In this thesis, we consider the numerical approximation of high order geometric Partial Differential Equations (PDEs). We first consider high order PDEs defined on surfaces in the 3D space that are represented by single-patch tensor product NURBS. Then, we spatially discretize the PDEs by means of NURBS-based Isogeometric Analysis (IGA) in the framework of the Galerkin method. With this aim, we consider the construction of periodic NURBS function spaces with high degree of global continuity, even on closed surfaces. As benchmark problems for the proposed discretization, we propose Laplace-Beltrami problems of the fourth and sixth orders, as well as the corresponding eigenvalue problems, and we analyze the impact of the continuity of the basis functions on the accuracy as well as on computational costs. The numerical solution of two high order phase field problems on both open and closed surfaces is also considered: the fourth order Cahn-Hilliard equation and the sixth order crystal equation, both discretized in time with the generalized-alpha method.
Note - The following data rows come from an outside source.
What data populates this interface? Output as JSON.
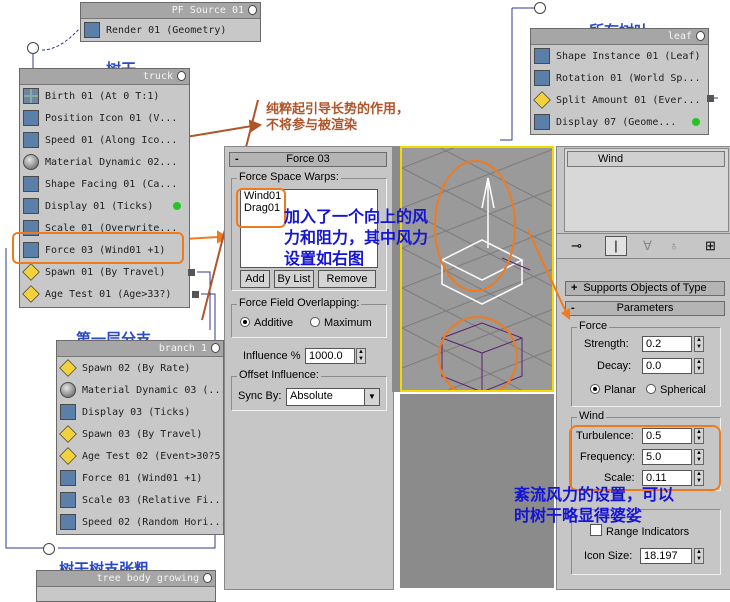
{
  "pf_source": {
    "header": "PF Source 01",
    "ops": [
      "Render 01 (Geometry)"
    ]
  },
  "truck": {
    "title": "树干",
    "header": "truck",
    "ops": [
      {
        "icon": "birth-icon",
        "label": "Birth 01 (At 0 T:1)"
      },
      {
        "icon": "position-icon",
        "label": "Position Icon 01 (V..."
      },
      {
        "icon": "speed-icon",
        "label": "Speed 01 (Along Ico..."
      },
      {
        "icon": "material-icon",
        "label": "Material Dynamic 02..."
      },
      {
        "icon": "shape-facing-icon",
        "label": "Shape Facing 01 (Ca..."
      },
      {
        "icon": "display-icon",
        "label": "Display 01 (Ticks)"
      },
      {
        "icon": "scale-icon",
        "label": "Scale 01 (Overwrite..."
      },
      {
        "icon": "force-icon",
        "label": "Force 03 (Wind01 +1)"
      },
      {
        "icon": "spawn-icon",
        "label": "Spawn 01 (By Travel)"
      },
      {
        "icon": "age-test-icon",
        "label": "Age Test 01 (Age>33?)"
      }
    ]
  },
  "leaf": {
    "title": "所有树叶",
    "header": "leaf",
    "ops": [
      {
        "icon": "shape-instance-icon",
        "label": "Shape Instance 01 (Leaf)"
      },
      {
        "icon": "rotation-icon",
        "label": "Rotation 01 (World Sp..."
      },
      {
        "icon": "split-amount-icon",
        "label": "Split Amount 01 (Ever..."
      },
      {
        "icon": "display-icon",
        "label": "Display 07 (Geome..."
      }
    ]
  },
  "branch": {
    "title": "第一层分支",
    "header": "branch 1",
    "ops": [
      {
        "icon": "spawn-icon",
        "label": "Spawn 02 (By Rate)"
      },
      {
        "icon": "material-icon",
        "label": "Material Dynamic 03 (..."
      },
      {
        "icon": "display-icon",
        "label": "Display 03 (Ticks)"
      },
      {
        "icon": "spawn-icon",
        "label": "Spawn 03 (By Travel)"
      },
      {
        "icon": "age-test-icon",
        "label": "Age Test 02 (Event>30?5..."
      },
      {
        "icon": "force-icon",
        "label": "Force 01 (Wind01 +1)"
      },
      {
        "icon": "scale-icon",
        "label": "Scale 03 (Relative Fi..."
      },
      {
        "icon": "speed-icon",
        "label": "Speed 02 (Random Hori..."
      }
    ]
  },
  "tree_body": {
    "title": "树干树支张粗",
    "header": "tree body growing"
  },
  "force_panel": {
    "title": "Force 03",
    "group_warps": "Force Space Warps:",
    "warps": [
      "Wind01",
      "Drag01"
    ],
    "btn_add": "Add",
    "btn_by_list": "By List",
    "btn_remove": "Remove",
    "group_overlap": "Force Field Overlapping:",
    "opt_additive": "Additive",
    "opt_maximum": "Maximum",
    "influence_label": "Influence %",
    "influence_value": "1000.0",
    "group_offset": "Offset Influence:",
    "sync_label": "Sync By:",
    "sync_value": "Absolute"
  },
  "wind_panel": {
    "name": "Wind",
    "roll_supports": "Supports Objects of Type",
    "roll_params": "Parameters",
    "group_force": "Force",
    "strength_label": "Strength:",
    "strength_value": "0.2",
    "decay_label": "Decay:",
    "decay_value": "0.0",
    "opt_planar": "Planar",
    "opt_spherical": "Spherical",
    "group_wind": "Wind",
    "turbulence_label": "Turbulence:",
    "turbulence_value": "0.5",
    "frequency_label": "Frequency:",
    "frequency_value": "5.0",
    "scale_label": "Scale:",
    "scale_value": "0.11",
    "range_label": "Range Indicators",
    "icon_size_label": "Icon Size:",
    "icon_size_value": "18.197"
  },
  "annotations": {
    "brown": "纯粹起引导长势的作用，\n不将参与被渲染",
    "force_note": "加入了一个向上的风\n力和阻力，其中风力\n设置如右图",
    "wind_note": "紊流风力的设置，可以\n时树干略显得婆娑"
  },
  "colors": {
    "annotation_orange": "#f07a1e",
    "annotation_blue": "#1414d6",
    "viewport_active": "#f5d800",
    "brown_text": "#b0542a"
  }
}
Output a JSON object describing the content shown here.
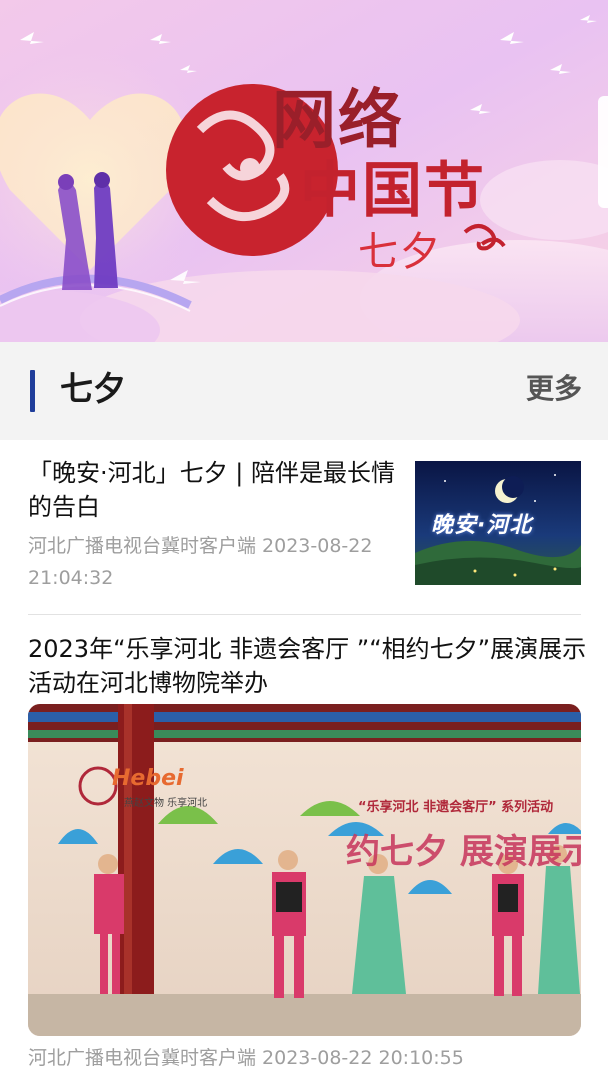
{
  "banner": {
    "title_line1": "网络",
    "title_line2": "中国节",
    "title_line3": "七夕"
  },
  "section": {
    "title": "七夕",
    "more_label": "更多"
  },
  "articles": [
    {
      "title": "「晚安·河北」七夕 | 陪伴是最长情的告白",
      "source": "河北广播电视台冀时客户端",
      "date": "2023-08-22",
      "time": "21:04:32",
      "meta": "河北广播电视台冀时客户端 2023-08-22 21:04:32",
      "thumbnail_text": "晚安·河北"
    },
    {
      "title": "2023年“乐享河北 非遗会客厅 ”“相约七夕”展演展示活动在河北博物院举办",
      "meta": "河北广播电视台冀时客户端 2023-08-22 20:10:55",
      "poster_subtitle": "“乐享河北  非遗会客厅” 系列活动",
      "poster_headline": "约七夕 展演展示活动",
      "poster_brand": "Hebei",
      "poster_brand_sub": "燕赵文物 乐享河北"
    }
  ],
  "colors": {
    "accent_bar": "#1f3d9a",
    "meta_text": "#9e9e9e",
    "section_bg": "#f3f3f3",
    "banner_red": "#c3222e"
  }
}
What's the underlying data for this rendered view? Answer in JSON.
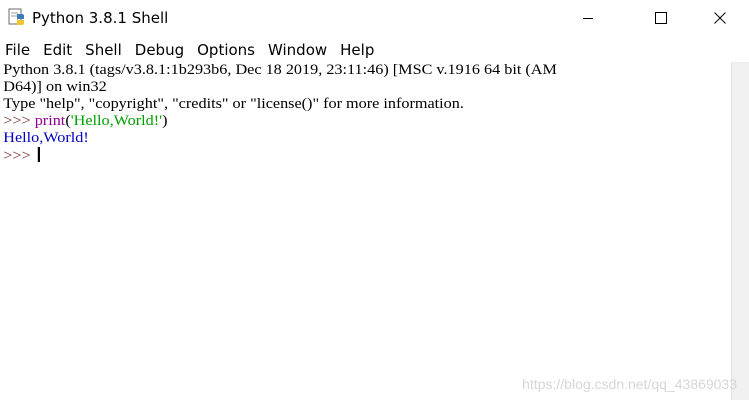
{
  "window": {
    "title": "Python 3.8.1 Shell",
    "icon": "python-idle-icon"
  },
  "window_controls": {
    "minimize_icon": "minimize-icon",
    "maximize_icon": "maximize-icon",
    "close_icon": "close-icon"
  },
  "menu": {
    "items": [
      "File",
      "Edit",
      "Shell",
      "Debug",
      "Options",
      "Window",
      "Help"
    ]
  },
  "shell": {
    "banner_line1": "Python 3.8.1 (tags/v3.8.1:1b293b6, Dec 18 2019, 23:11:46) [MSC v.1916 64 bit (AM",
    "banner_line2": "D64)] on win32",
    "banner_line3": "Type \"help\", \"copyright\", \"credits\" or \"license()\" for more information.",
    "prompt": ">>> ",
    "command_func": "print",
    "command_open": "(",
    "command_string": "'Hello,World!'",
    "command_close": ")",
    "output": "Hello,World!",
    "current_prompt": ">>> "
  },
  "watermark": "https://blog.csdn.net/qq_43869033",
  "colors": {
    "prompt": "#7a2a2a",
    "builtin": "#900090",
    "string": "#00a000",
    "output": "#0000c0"
  }
}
We then consider the numerical approximation of geometric PDEs, derived, in particular, from the minimization of shape energy functionals by L^2-gradient flows. We analyze the mean curvature and the Willmore gradient flows, leading to second and fourth order PDEs, respectively. These nonlinear geometric PDEs are discretized in time with Backward Differentiation Formulas (BDF), with a semi-implicit formulation based on an extrapolation of the geometry, leading to a linear problem to be solved at each time step. Results about the numerical approximation of the two geometric flows on several geometries are analyzed. Then, we study how the proposed mathematical framework can be employed to numerically approximate the equilibrium shapes of lipid bilayer biomembranes, or vesicles, governed by the Canham-Helfrich curvature model. We propose two numerical schemes for enforcing the conservation of the area and volume of the vesicles, and report results on benchmark problems. Then, the approximation of the equilibrium shapes of biomembranes with different values of reduced volume is presented. Finally, we consider the dynamics of a vesicle, e.g. a red blood cell, immersed in a fluid, e.g. the plasma. In particular, we couple the curvature-driven model for the lipid membrane with the incompressible Navier-Stokes equations governing the fluid. We consider a segregated approach, with a formulation based on the Resistive Immersed Surface method applied to NURBS geometries. After analyzing benchmark fluid simulations with immersed NURBS objects, we report numerical results for the investigation of the dynamics of a vesicle under different flow conditions.